### WHAT NEEDS TO BE DONE
Count every line below containing "wise"; state the number only.

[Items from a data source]
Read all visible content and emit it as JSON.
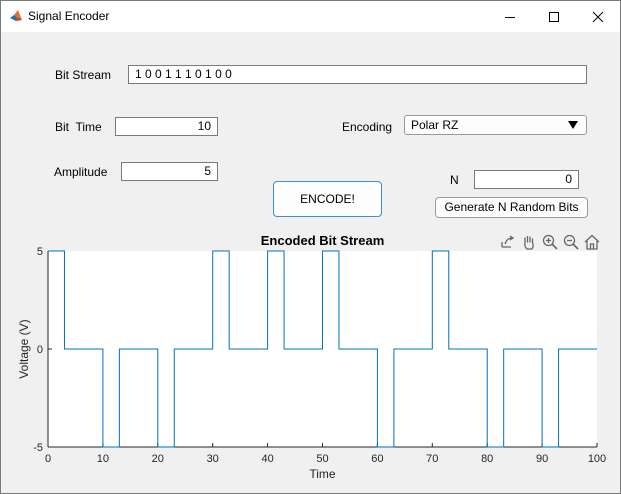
{
  "window": {
    "title": "Signal Encoder",
    "app_icon": "matlab-icon",
    "controls": [
      "minimize-icon",
      "maximize-icon",
      "close-icon"
    ]
  },
  "form": {
    "bitstream_label": "Bit Stream",
    "bitstream_value": "1 0 0 1 1 1 0 1 0 0",
    "bittime_label": "Bit  Time",
    "bittime_value": "10",
    "amplitude_label": "Amplitude",
    "amplitude_value": "5",
    "encoding_label": "Encoding",
    "encoding_value": "Polar RZ",
    "n_label": "N",
    "n_value": "0",
    "encode_button": "ENCODE!",
    "random_button": "Generate N Random Bits"
  },
  "toolbar": {
    "icons": [
      "export-icon",
      "pan-hand-icon",
      "zoom-in-icon",
      "zoom-out-icon",
      "home-icon"
    ]
  },
  "chart_data": {
    "type": "line",
    "title": "Encoded Bit Stream",
    "xlabel": "Time",
    "ylabel": "Voltage (V)",
    "xlim": [
      0,
      100
    ],
    "ylim": [
      -5,
      5
    ],
    "xticks": [
      0,
      10,
      20,
      30,
      40,
      50,
      60,
      70,
      80,
      90,
      100
    ],
    "yticks": [
      -5,
      0,
      5
    ],
    "grid": false,
    "line_color": "#0072bd",
    "series": [
      {
        "x": [
          0,
          3,
          3,
          10,
          10,
          13,
          13,
          20,
          20,
          23,
          23,
          30,
          30,
          33,
          33,
          40,
          40,
          43,
          43,
          50,
          50,
          53,
          53,
          60,
          60,
          63,
          63,
          70,
          70,
          73,
          73,
          80,
          80,
          83,
          83,
          90,
          90,
          93,
          93,
          100
        ],
        "y": [
          5,
          5,
          0,
          0,
          -5,
          -5,
          0,
          0,
          -5,
          -5,
          0,
          0,
          5,
          5,
          0,
          0,
          5,
          5,
          0,
          0,
          5,
          5,
          0,
          0,
          -5,
          -5,
          0,
          0,
          5,
          5,
          0,
          0,
          -5,
          -5,
          0,
          0,
          -5,
          -5,
          0,
          0
        ]
      }
    ]
  }
}
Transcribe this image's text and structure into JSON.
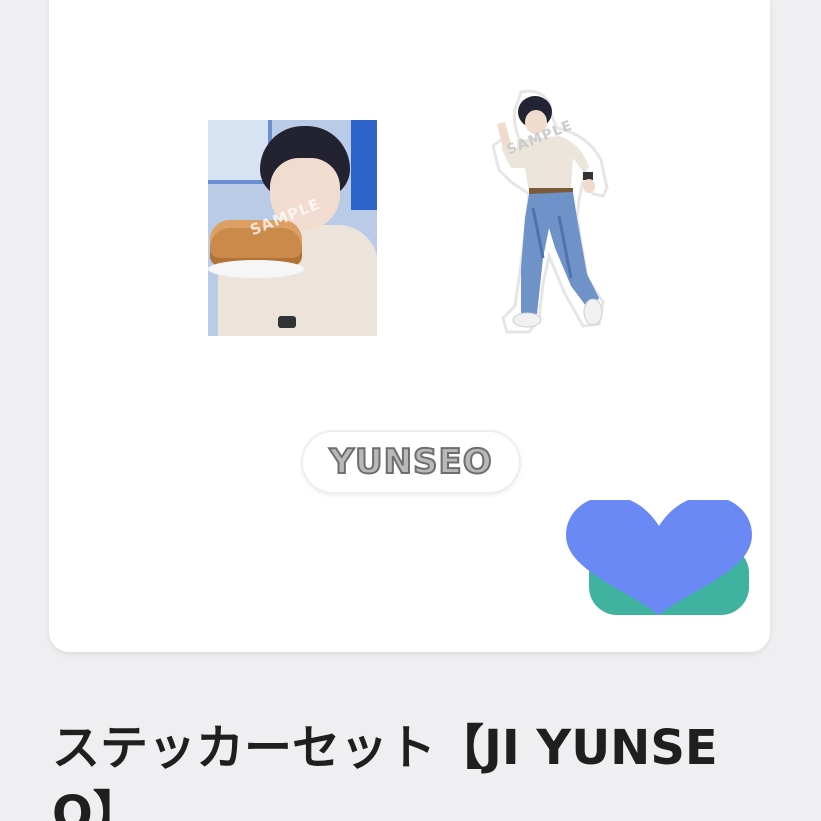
{
  "product": {
    "title": "ステッカーセット【JI YUNSEO】",
    "sticker_name": "YUNSEO",
    "watermark": "SAMPLE",
    "watermark_person": "SAMPLE"
  },
  "icons": {
    "heart": "heart-icon"
  },
  "colors": {
    "page_bg": "#efeff1",
    "card_bg": "#ffffff",
    "heart_front": "#6b89f5",
    "heart_back": "#3fb3a0",
    "title_text": "#1f1f1f"
  }
}
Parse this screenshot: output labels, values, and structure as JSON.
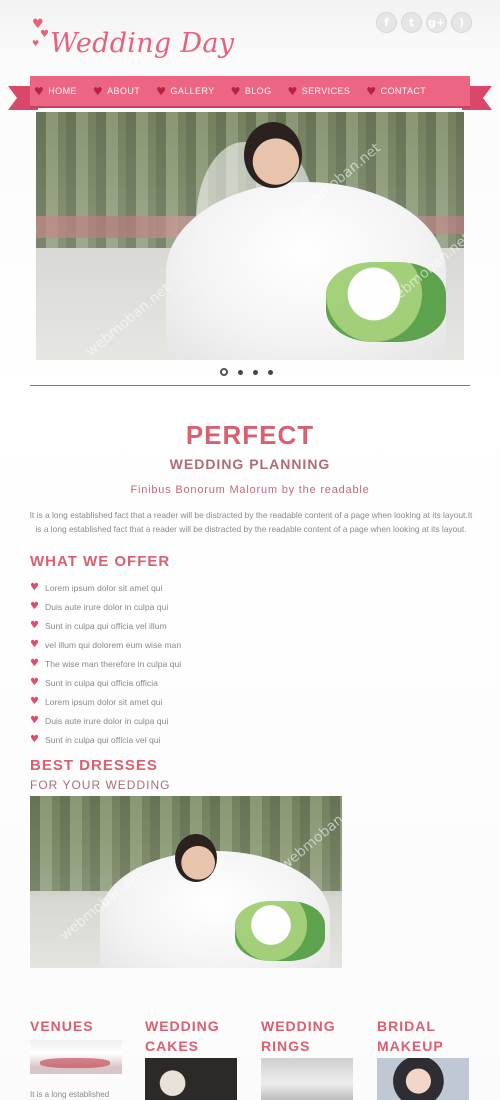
{
  "header": {
    "logo_text": "Wedding Day",
    "social": [
      {
        "icon": "facebook-icon",
        "glyph": "f"
      },
      {
        "icon": "twitter-icon",
        "glyph": "t"
      },
      {
        "icon": "google-plus-icon",
        "glyph": "g+"
      },
      {
        "icon": "rss-icon",
        "glyph": ")"
      }
    ]
  },
  "nav": {
    "items": [
      "HOME",
      "ABOUT",
      "GALLERY",
      "BLOG",
      "SERVICES",
      "CONTACT"
    ]
  },
  "watermark": "webmoban.net",
  "slider": {
    "slide_count": 4,
    "active_index": 0
  },
  "intro": {
    "title": "PERFECT",
    "subtitle": "WEDDING PLANNING",
    "tagline": "Finibus Bonorum Malorum by the readable",
    "body": "It is a long established fact that a reader will be distracted by the readable content of a page when looking at its layout.It is a long established fact that a reader will be distracted by the readable content of a page when looking at its layout."
  },
  "offer": {
    "title": "WHAT WE OFFER",
    "items": [
      "Lorem ipsum dolor sit amet qui",
      "Duis aute irure dolor in culpa qui",
      "Sunt in culpa qui officia vel illum",
      "vel illum qui dolorem eum wise man",
      "The wise man therefore in culpa qui",
      "Sunt in culpa qui officia officia",
      "Lorem ipsum dolor sit amet qui",
      "Duis aute irure dolor in culpa qui",
      "Sunt in culpa qui officia vel qui"
    ]
  },
  "dresses": {
    "title": "BEST DRESSES",
    "subtitle": "FOR YOUR WEDDING"
  },
  "columns": [
    {
      "line1": "VENUES",
      "line2": "",
      "text": "It is a long established"
    },
    {
      "line1": "WEDDING",
      "line2": "CAKES",
      "text": ""
    },
    {
      "line1": "WEDDING",
      "line2": "RINGS",
      "text": ""
    },
    {
      "line1": "BRIDAL",
      "line2": "MAKEUP",
      "text": ""
    }
  ],
  "colors": {
    "accent": "#d86070",
    "ribbon": "#ec6583",
    "heart": "#e24a6c"
  }
}
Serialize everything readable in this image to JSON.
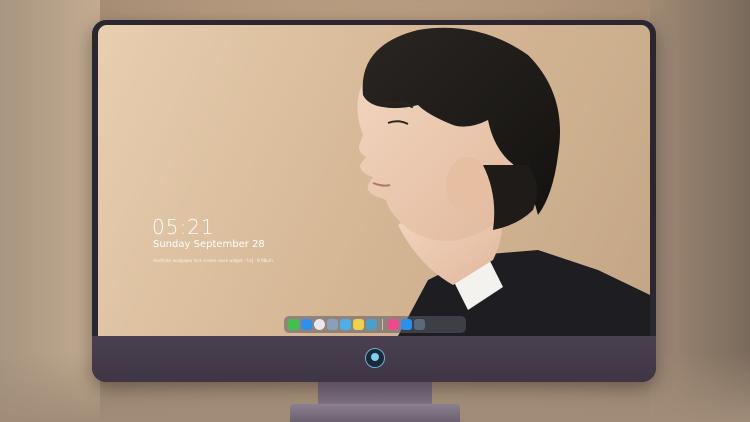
{
  "lockscreen": {
    "time": "05:21",
    "date": "Sunday September  28",
    "subtext": "Aesthetic wallpaper lock screen clock widget · ไม่รู้ · 8 ปีที่แล้ว"
  },
  "dock": {
    "items": [
      {
        "name": "messages-icon",
        "color": "#3fc24a"
      },
      {
        "name": "finder-icon",
        "color": "#2f8ff0"
      },
      {
        "name": "safari-icon",
        "color": "#e8e8ee"
      },
      {
        "name": "preview-icon",
        "color": "#8aa0b8"
      },
      {
        "name": "claquette-icon",
        "color": "#4ab0e8"
      },
      {
        "name": "notes-icon",
        "color": "#f2d24a"
      },
      {
        "name": "photos-icon",
        "color": "#4aa0c8"
      },
      {
        "name": "music-icon",
        "color": "#f04a8a"
      },
      {
        "name": "app-store-icon",
        "color": "#2a90f0"
      },
      {
        "name": "camera-icon",
        "color": "#5a6a7a"
      }
    ]
  },
  "colors": {
    "monitor_body": "#2a2730",
    "chin": "#4a4050",
    "accent": "#7fd0f0"
  }
}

### EXPECTED ANSWER
2